To see the whole picture of why organic cotton is safer and better for all of us, it's important to understand how conventional cotton is grown and produced.
Conventionally grown cotton uses more insecticides than any other single crop and epitomizes the worst effects of chemically dependent agriculture. Each year cotton producers around the world use nearly £1.6 billion ($2.6 billion) worth of pesticides – more than 10% of the world's pesticides and nearly 26% of the world's insecticides.
Alarmingly, in many countries, children are employed in a variety of tasks from cottonseed production, to pesticide spraying and the annual cotton harvest. According to the Environmental Justice Foundation, the industry relies on a high level of forced child labour – a clear contravention of the International Labour Organisation’s (ILO) Convention on the Worst Forms of Child Labour.1

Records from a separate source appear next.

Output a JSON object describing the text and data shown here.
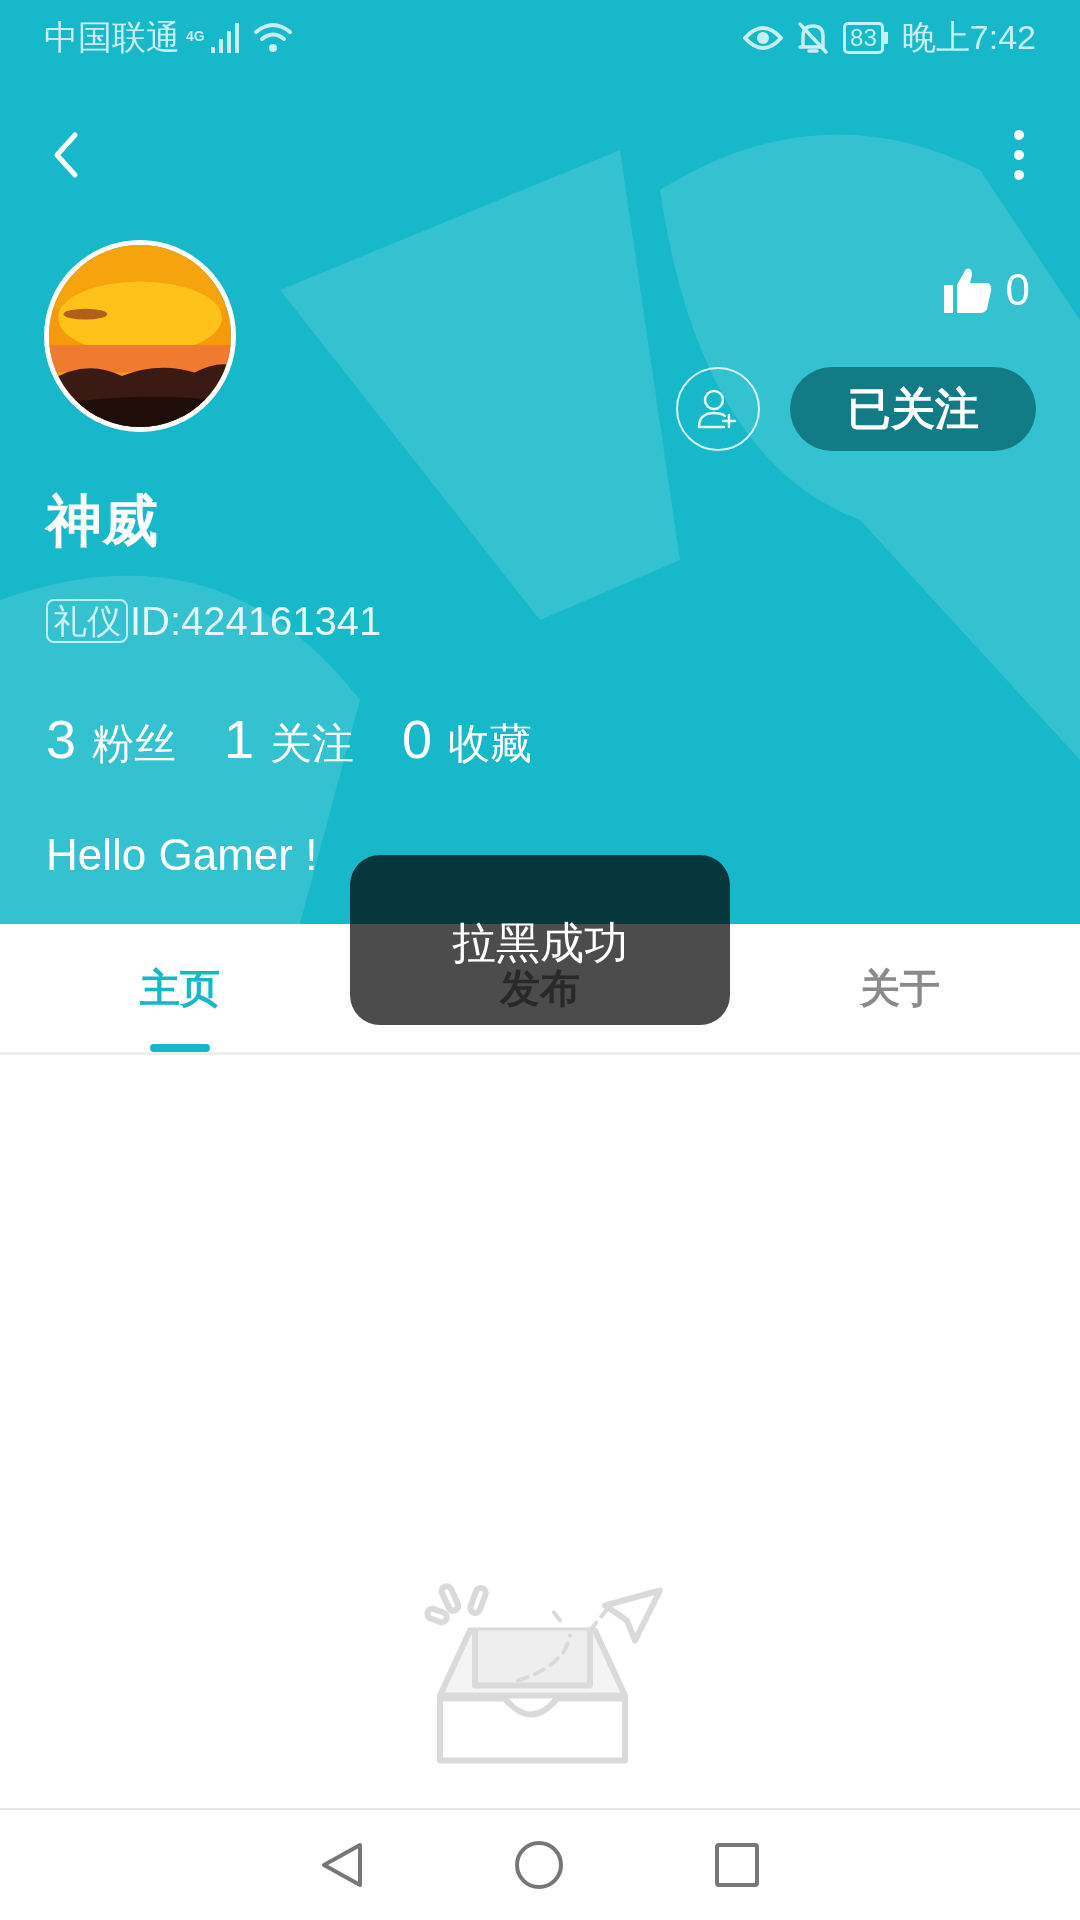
{
  "status_bar": {
    "carrier": "中国联通",
    "network": "4G",
    "battery": "83",
    "time": "晚上7:42"
  },
  "profile": {
    "likes": "0",
    "follow_button": "已关注",
    "followed": true,
    "name": "神威",
    "tag": "礼仪",
    "user_id": "ID:424161341",
    "stats": [
      {
        "count": "3",
        "name": "粉丝"
      },
      {
        "count": "1",
        "name": "关注"
      },
      {
        "count": "0",
        "name": "收藏"
      }
    ],
    "bio": "Hello Gamer !"
  },
  "tabs": [
    {
      "label": "主页",
      "selected": true
    },
    {
      "label": "发布",
      "selected": false
    },
    {
      "label": "关于",
      "selected": false
    }
  ],
  "toast": "拉黑成功"
}
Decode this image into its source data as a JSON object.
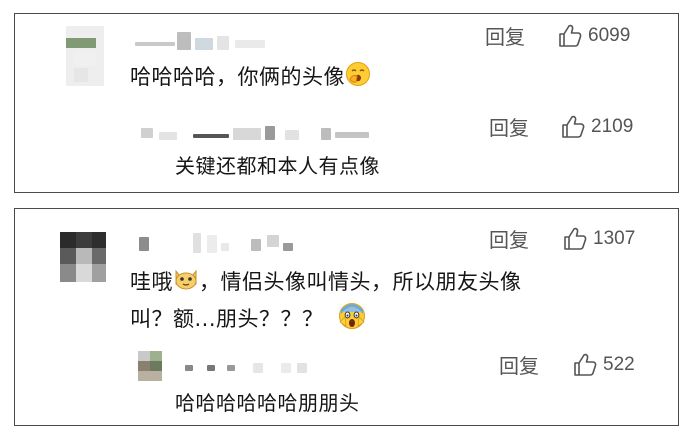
{
  "comments": [
    {
      "text_before_emoji": "哈哈哈哈，你俩的头像",
      "emoji": "yawning-face-emoji",
      "reply_label": "回复",
      "like_icon": "thumbs-up-icon",
      "likes": "6099",
      "reply": {
        "text": "关键还都和本人有点像",
        "reply_label": "回复",
        "likes": "2109"
      }
    },
    {
      "line1_part1": "哇哦",
      "line1_emoji": "cat-face-emoji",
      "line1_part2": "，情侣头像叫情头，所以朋友头像",
      "line2_text": "叫？额...朋头？？？",
      "line2_emoji": "screaming-face-emoji",
      "reply_label": "回复",
      "likes": "1307",
      "reply": {
        "text": "哈哈哈哈哈哈朋朋头",
        "reply_label": "回复",
        "likes": "522"
      }
    }
  ],
  "colors": {
    "border": "#4a4a4a",
    "text": "#161616",
    "secondary": "#555555",
    "blur": "#d6d6d6"
  }
}
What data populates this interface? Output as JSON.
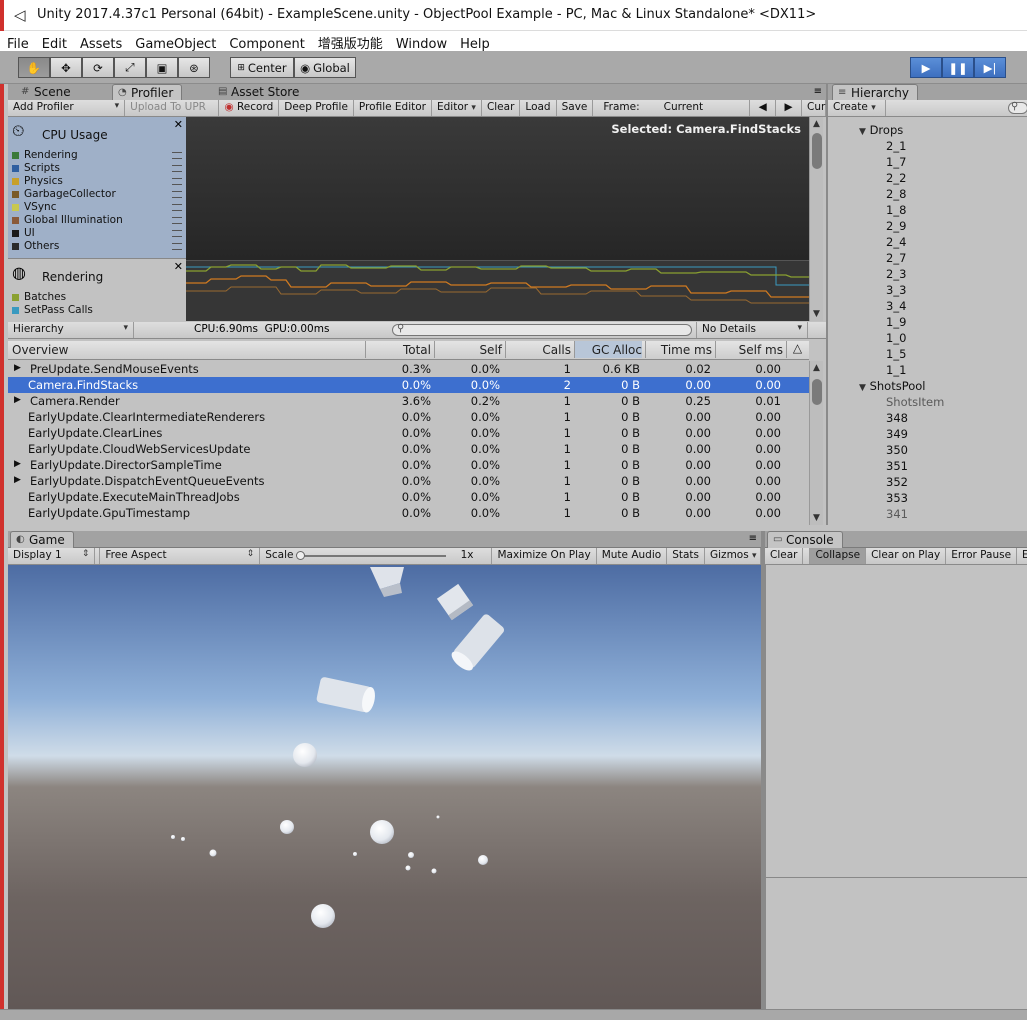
{
  "window": {
    "title": "Unity 2017.4.37c1 Personal (64bit) - ExampleScene.unity - ObjectPool Example - PC, Mac & Linux Standalone* <DX11>"
  },
  "menu": [
    "File",
    "Edit",
    "Assets",
    "GameObject",
    "Component",
    "增强版功能",
    "Window",
    "Help"
  ],
  "toolbar": {
    "center": "Center",
    "global": "Global"
  },
  "tabs_top": {
    "scene": "Scene",
    "profiler": "Profiler",
    "asset_store": "Asset Store"
  },
  "profiler_toolbar": {
    "add_profiler": "Add Profiler",
    "upload": "Upload To UPR",
    "record": "Record",
    "deep_profile": "Deep Profile",
    "profile_editor": "Profile Editor",
    "editor": "Editor",
    "clear": "Clear",
    "load": "Load",
    "save": "Save",
    "frame_label": "Frame:",
    "frame_value": "Current",
    "cur": "Cur"
  },
  "cpu": {
    "title": "CPU Usage",
    "items": [
      {
        "label": "Rendering",
        "color": "#3a7a3a"
      },
      {
        "label": "Scripts",
        "color": "#2f5fa0"
      },
      {
        "label": "Physics",
        "color": "#c8a02a"
      },
      {
        "label": "GarbageCollector",
        "color": "#7a5a28"
      },
      {
        "label": "VSync",
        "color": "#c8c850"
      },
      {
        "label": "Global Illumination",
        "color": "#8a5a3a"
      },
      {
        "label": "UI",
        "color": "#1a1a1a"
      },
      {
        "label": "Others",
        "color": "#2b2b2b"
      }
    ],
    "selected": "Selected: Camera.FindStacks"
  },
  "render": {
    "title": "Rendering",
    "items": [
      {
        "label": "Batches",
        "color": "#8aa030"
      },
      {
        "label": "SetPass Calls",
        "color": "#3a9ac0"
      }
    ]
  },
  "profiler_bar": {
    "view": "Hierarchy",
    "cpu_time": "CPU:6.90ms",
    "gpu_time": "GPU:0.00ms",
    "search_placeholder": "",
    "details": "No Details"
  },
  "table": {
    "headers": {
      "overview": "Overview",
      "total": "Total",
      "self": "Self",
      "calls": "Calls",
      "gc": "GC Alloc",
      "time": "Time ms",
      "selfms": "Self ms"
    },
    "rows": [
      {
        "name": "PreUpdate.SendMouseEvents",
        "arrow": "▶",
        "total": "0.3%",
        "self": "0.0%",
        "calls": "1",
        "gc": "0.6 KB",
        "time": "0.02",
        "selfms": "0.00"
      },
      {
        "name": "Camera.FindStacks",
        "arrow": "",
        "total": "0.0%",
        "self": "0.0%",
        "calls": "2",
        "gc": "0 B",
        "time": "0.00",
        "selfms": "0.00",
        "selected": true
      },
      {
        "name": "Camera.Render",
        "arrow": "▶",
        "total": "3.6%",
        "self": "0.2%",
        "calls": "1",
        "gc": "0 B",
        "time": "0.25",
        "selfms": "0.01"
      },
      {
        "name": "EarlyUpdate.ClearIntermediateRenderers",
        "arrow": "",
        "total": "0.0%",
        "self": "0.0%",
        "calls": "1",
        "gc": "0 B",
        "time": "0.00",
        "selfms": "0.00"
      },
      {
        "name": "EarlyUpdate.ClearLines",
        "arrow": "",
        "total": "0.0%",
        "self": "0.0%",
        "calls": "1",
        "gc": "0 B",
        "time": "0.00",
        "selfms": "0.00"
      },
      {
        "name": "EarlyUpdate.CloudWebServicesUpdate",
        "arrow": "",
        "total": "0.0%",
        "self": "0.0%",
        "calls": "1",
        "gc": "0 B",
        "time": "0.00",
        "selfms": "0.00"
      },
      {
        "name": "EarlyUpdate.DirectorSampleTime",
        "arrow": "▶",
        "total": "0.0%",
        "self": "0.0%",
        "calls": "1",
        "gc": "0 B",
        "time": "0.00",
        "selfms": "0.00"
      },
      {
        "name": "EarlyUpdate.DispatchEventQueueEvents",
        "arrow": "▶",
        "total": "0.0%",
        "self": "0.0%",
        "calls": "1",
        "gc": "0 B",
        "time": "0.00",
        "selfms": "0.00"
      },
      {
        "name": "EarlyUpdate.ExecuteMainThreadJobs",
        "arrow": "",
        "total": "0.0%",
        "self": "0.0%",
        "calls": "1",
        "gc": "0 B",
        "time": "0.00",
        "selfms": "0.00"
      },
      {
        "name": "EarlyUpdate.GpuTimestamp",
        "arrow": "",
        "total": "0.0%",
        "self": "0.0%",
        "calls": "1",
        "gc": "0 B",
        "time": "0.00",
        "selfms": "0.00"
      }
    ]
  },
  "hierarchy": {
    "tab": "Hierarchy",
    "create": "Create",
    "items": [
      {
        "label": "Drops",
        "indent": 1,
        "arrow": "▼",
        "grey": false
      },
      {
        "label": "2_1",
        "indent": 2,
        "arrow": "",
        "grey": false
      },
      {
        "label": "1_7",
        "indent": 2,
        "arrow": "",
        "grey": false
      },
      {
        "label": "2_2",
        "indent": 2,
        "arrow": "",
        "grey": false
      },
      {
        "label": "2_8",
        "indent": 2,
        "arrow": "",
        "grey": false
      },
      {
        "label": "1_8",
        "indent": 2,
        "arrow": "",
        "grey": false
      },
      {
        "label": "2_9",
        "indent": 2,
        "arrow": "",
        "grey": false
      },
      {
        "label": "2_4",
        "indent": 2,
        "arrow": "",
        "grey": false
      },
      {
        "label": "2_7",
        "indent": 2,
        "arrow": "",
        "grey": false
      },
      {
        "label": "2_3",
        "indent": 2,
        "arrow": "",
        "grey": false
      },
      {
        "label": "3_3",
        "indent": 2,
        "arrow": "",
        "grey": false
      },
      {
        "label": "3_4",
        "indent": 2,
        "arrow": "",
        "grey": false
      },
      {
        "label": "1_9",
        "indent": 2,
        "arrow": "",
        "grey": false
      },
      {
        "label": "1_0",
        "indent": 2,
        "arrow": "",
        "grey": false
      },
      {
        "label": "1_5",
        "indent": 2,
        "arrow": "",
        "grey": false
      },
      {
        "label": "1_1",
        "indent": 2,
        "arrow": "",
        "grey": false
      },
      {
        "label": "ShotsPool",
        "indent": 1,
        "arrow": "▼",
        "grey": false
      },
      {
        "label": "ShotsItem",
        "indent": 2,
        "arrow": "",
        "grey": true
      },
      {
        "label": "348",
        "indent": 2,
        "arrow": "",
        "grey": false
      },
      {
        "label": "349",
        "indent": 2,
        "arrow": "",
        "grey": false
      },
      {
        "label": "350",
        "indent": 2,
        "arrow": "",
        "grey": false
      },
      {
        "label": "351",
        "indent": 2,
        "arrow": "",
        "grey": false
      },
      {
        "label": "352",
        "indent": 2,
        "arrow": "",
        "grey": false
      },
      {
        "label": "353",
        "indent": 2,
        "arrow": "",
        "grey": false
      },
      {
        "label": "341",
        "indent": 2,
        "arrow": "",
        "grey": true
      }
    ]
  },
  "game": {
    "tab": "Game",
    "display": "Display 1",
    "aspect": "Free Aspect",
    "scale_label": "Scale",
    "scale_value": "1x",
    "maximize": "Maximize On Play",
    "mute": "Mute Audio",
    "stats": "Stats",
    "gizmos": "Gizmos"
  },
  "console": {
    "tab": "Console",
    "clear": "Clear",
    "collapse": "Collapse",
    "clear_on_play": "Clear on Play",
    "error_pause": "Error Pause",
    "editor": "E"
  }
}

Conventional cotton growers typically use many of the most hazardous pesticides including aldicarb, phorate, methamidophos and endosulfan, broad spectrum organophosphates – pesticides originally developed as toxic nerve agents during World War II – as well as using toxic defoliants prior to harvesting. Even when used according to instructions, they seriously harm people, wildlife and the environment, poisoning farm workers and children, causing chemical drift into neighbouring communities, contaminating ground and surface water and killing soil micro-organisms, bees and other beneficial insects.
Sprayed herbicides and pesticides are highly mobile and are now found at the South and North Poles and all the world's oceans. They do not degenerate and will remain in the soil, air and water for very long periods of time. The by-products, Dioxins and Furans, accumulate in the food chain, eventually ending up concentrated in the fatty tissues of animals even 20-30 years after exposure.
Pesticides kill 67 million birds each year in the USA alone and many more are suspected. The World Health Organisation estimates that at least 3 million people are poisoned by pesticides every year and 20-40,000 are killed, adding that the risks of dioxin to health and environment includes cancer, diabetes, heart disease, high blood pressure and liver damage. Pesticides have been linked to infertility, suicidal depression and the most horrific birth defects imaginable. In addition, over 50% of conventional cotton grown worldwide is genetically modified.
how is organic cotton different?
Growing sustainable, organic cotton allows farmers to move away from chemical dependence to more biological sound farming. Organic agriculture does not permit the use of genetically modified cotton or any toxic and persistent pesticides, using instead composted manures and cover crops to replace synthetic fertilizers; innovative weeding strategies are used instead of herbicides; beneficial insects and trap crops control insect pests, and alternatives to toxic defoliants prepare plants for harvest.
Organic farming helps prevent topsoil erosion, improves soil fertility, protects groundwater and conserves energy, as well as protecting the health of children and women, who are often the key workers on cotton farms.
why choose organic cotton?
Because there are immediate benefits for you and our environment, and enormous benefits for the growers of organic cotton, many of whom are women. By engaging in organic agriculture, women gain their own income, and as they are responsible for the education of their children, this independent income is important. In the conventional cotton sector, women have no independence as they must buy and sell through a male, so your choice of buying organic empowers other women too.
A study,sponsored by the FDA office of Women's Health, published in 2005, found detectable levels of dioxins in 7 brands of tampons. Just a few parts per trillion in body fat cause serious health effects. Even low levels of dioxin give cause for concern because tampons come into contact with some of the most absorbent tissue in the body. Natracare certified organic cotton tampons were tested and found not to contain any dioxin residuals.
Natracare has held continuous organic certification for all Natracare tampons since 1996, a certification process that has a chain of custody which inspects all the processes involved to make our products, including inspecting the organic cotton grown on the farm, the organic processing of the cotton, and finally the manufacture of the Natracare tampons and the organic cotton nonwovens we use in Natracare ultra pads, panty liners and wipes.
Natracare is certified to the Global Organic Textile Standard (GOTS) and is independently inspected every year to check that we conform to those standards. Natracare uses fully certified organic cotton because we believe it to be a safer and more ethical choice.